OverOps, a startup that wants to help companies find software bugs more efficiently than by pouring over log files, announced a $30 million Series C round led by Lightspeed Ventures, with participation from Menlo Ventures. Both are existing investors.
In a nutshell, OverOps delivers a cloud or on-prem solution that helps developers and operations teams nail down bugs in a more automated fashion, according to company co-founder and CEO Tal Weiss.
“Everyone is trying to release software more quickly and be more agile, be more efficient. The challenge to digital transformation is that the faster you go, the faster things break. The second any code breaks in staging or production, [our solution is] able to pinpoint the right developer and provide what they need to resolve that issue,” he explained.
Instead of parsing text and indexing application logs, Weiss says his company can dynamically index actual code in staging or production and analyze it down to a microscopic machine code level. He says there is a lot of machine learning to achieve this level of understanding going on in the background, but essentially it gives them the ability to know what’s normal and when something is outside of the normal state and requires attention.
At that point, the company can send the information automatically in the form of a Jira ticket, a bot message in Slack or a notification from PagerDuty (or however the company chooses to receive these messages) and the developer can get to the heart of the problem quickly without having to hunt and peck for it.

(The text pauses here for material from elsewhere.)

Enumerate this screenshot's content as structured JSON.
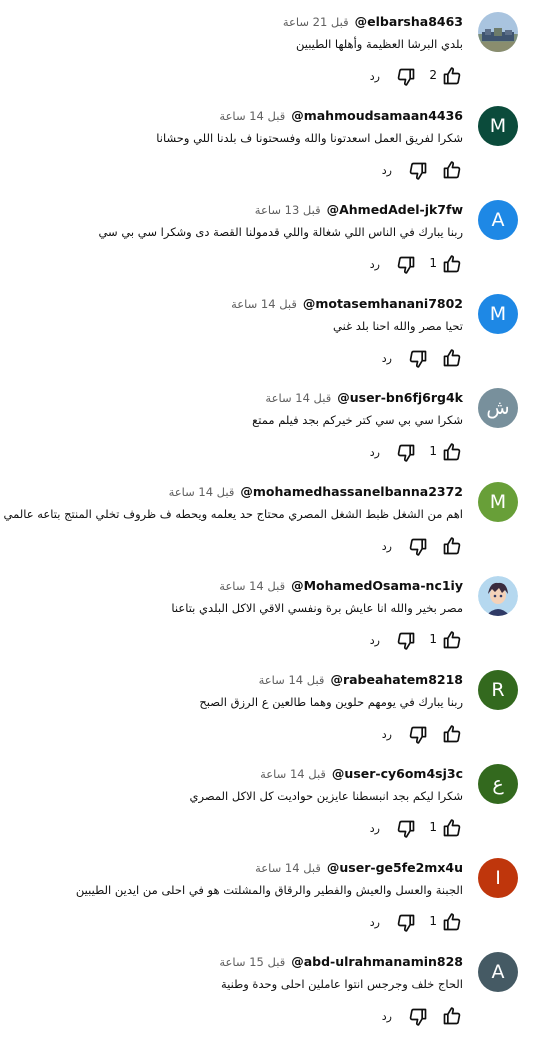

If it works as described, that’s a powerful alternative to putting your software out in the world, finding a piece doesn’t work, hearing about it from your customers and then searching through log files to find the issue.

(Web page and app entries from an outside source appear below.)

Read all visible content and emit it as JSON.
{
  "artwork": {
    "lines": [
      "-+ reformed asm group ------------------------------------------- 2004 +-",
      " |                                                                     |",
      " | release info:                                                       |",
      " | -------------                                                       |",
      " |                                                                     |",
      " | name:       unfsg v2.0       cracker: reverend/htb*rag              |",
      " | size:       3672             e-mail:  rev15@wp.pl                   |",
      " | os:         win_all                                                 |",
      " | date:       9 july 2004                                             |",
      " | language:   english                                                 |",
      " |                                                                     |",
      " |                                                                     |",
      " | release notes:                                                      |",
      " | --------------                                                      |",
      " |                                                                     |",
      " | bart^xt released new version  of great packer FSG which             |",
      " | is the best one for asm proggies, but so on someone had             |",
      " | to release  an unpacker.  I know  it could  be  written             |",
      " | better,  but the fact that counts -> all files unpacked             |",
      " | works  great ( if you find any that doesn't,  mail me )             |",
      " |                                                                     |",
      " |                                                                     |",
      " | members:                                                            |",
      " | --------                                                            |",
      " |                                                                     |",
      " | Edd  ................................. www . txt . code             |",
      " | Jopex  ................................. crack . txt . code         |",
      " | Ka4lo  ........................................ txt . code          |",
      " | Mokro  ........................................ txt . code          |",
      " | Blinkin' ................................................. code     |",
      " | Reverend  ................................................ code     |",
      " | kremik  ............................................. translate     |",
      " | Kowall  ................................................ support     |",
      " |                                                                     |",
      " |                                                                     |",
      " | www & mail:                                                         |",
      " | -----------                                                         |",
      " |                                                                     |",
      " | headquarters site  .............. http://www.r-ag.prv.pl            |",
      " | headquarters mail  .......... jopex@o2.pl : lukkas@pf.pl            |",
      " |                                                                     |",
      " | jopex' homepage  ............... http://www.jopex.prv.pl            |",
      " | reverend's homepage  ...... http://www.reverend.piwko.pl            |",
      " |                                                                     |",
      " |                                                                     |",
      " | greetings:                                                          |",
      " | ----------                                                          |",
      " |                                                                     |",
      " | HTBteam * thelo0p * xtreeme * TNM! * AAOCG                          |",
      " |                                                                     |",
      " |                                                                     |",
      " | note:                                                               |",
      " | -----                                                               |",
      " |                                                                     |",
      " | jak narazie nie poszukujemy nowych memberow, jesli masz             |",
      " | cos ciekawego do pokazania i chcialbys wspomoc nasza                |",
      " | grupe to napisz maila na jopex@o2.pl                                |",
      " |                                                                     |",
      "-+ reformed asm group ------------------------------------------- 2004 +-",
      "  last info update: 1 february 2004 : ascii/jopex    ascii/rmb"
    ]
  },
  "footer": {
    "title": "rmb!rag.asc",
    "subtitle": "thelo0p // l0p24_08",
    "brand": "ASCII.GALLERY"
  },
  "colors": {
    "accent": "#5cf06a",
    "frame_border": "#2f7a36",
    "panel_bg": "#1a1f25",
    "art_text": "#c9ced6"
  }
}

The company certainly has caught the attention of investors, who doubled their previous round of $15 million, which was delivered just last April. It could be because the company is experiencing tremendous growth right now, with 500 percent year-over-year growth over the last 12 months.

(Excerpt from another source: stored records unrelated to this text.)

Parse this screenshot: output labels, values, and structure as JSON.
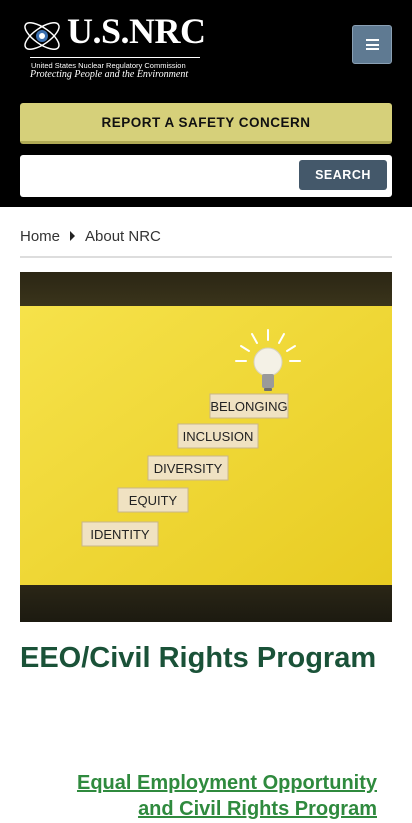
{
  "header": {
    "logo_word": "U.S.NRC",
    "logo_subtitle": "United States Nuclear Regulatory Commission",
    "logo_tagline": "Protecting People and the Environment",
    "menu_icon": "hamburger-menu-icon"
  },
  "report": {
    "label": "REPORT A SAFETY CONCERN"
  },
  "search": {
    "placeholder": "",
    "value": "",
    "button_label": "SEARCH"
  },
  "breadcrumb": {
    "items": [
      "Home",
      "About NRC"
    ]
  },
  "hero": {
    "blocks": [
      "IDENTITY",
      "EQUITY",
      "DIVERSITY",
      "INCLUSION",
      "BELONGING"
    ],
    "icon": "lightbulb-icon"
  },
  "page": {
    "title": "EEO/Civil Rights Program",
    "link_label": "Equal Employment Opportunity and Civil Rights Program"
  },
  "colors": {
    "header_bg": "#000000",
    "report_bg": "#d6d07a",
    "search_button": "#44586a",
    "title_green": "#1a5238",
    "link_green": "#2f8a3e",
    "hero_yellow": "#f3dc3a"
  }
}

While you might see some overlap with application performance management tools from companies like New Relic and AppDynamics (which got acquired by Cisco earlier this year just before their IPO), Weiss says they tend to work in parallel with these tools. He sees his real competition as the legacy log file and search tool.
OverOps launched in 2012, but it took several years to build the product. Today it has more than 250 customers, including Nielsen, Intuit and Comcast, among others. The company hopes to keep the current momentum going by targeting larger enterprise customers that are struggling with containerization and micro services and finding ways to deliver applications ever more quickly.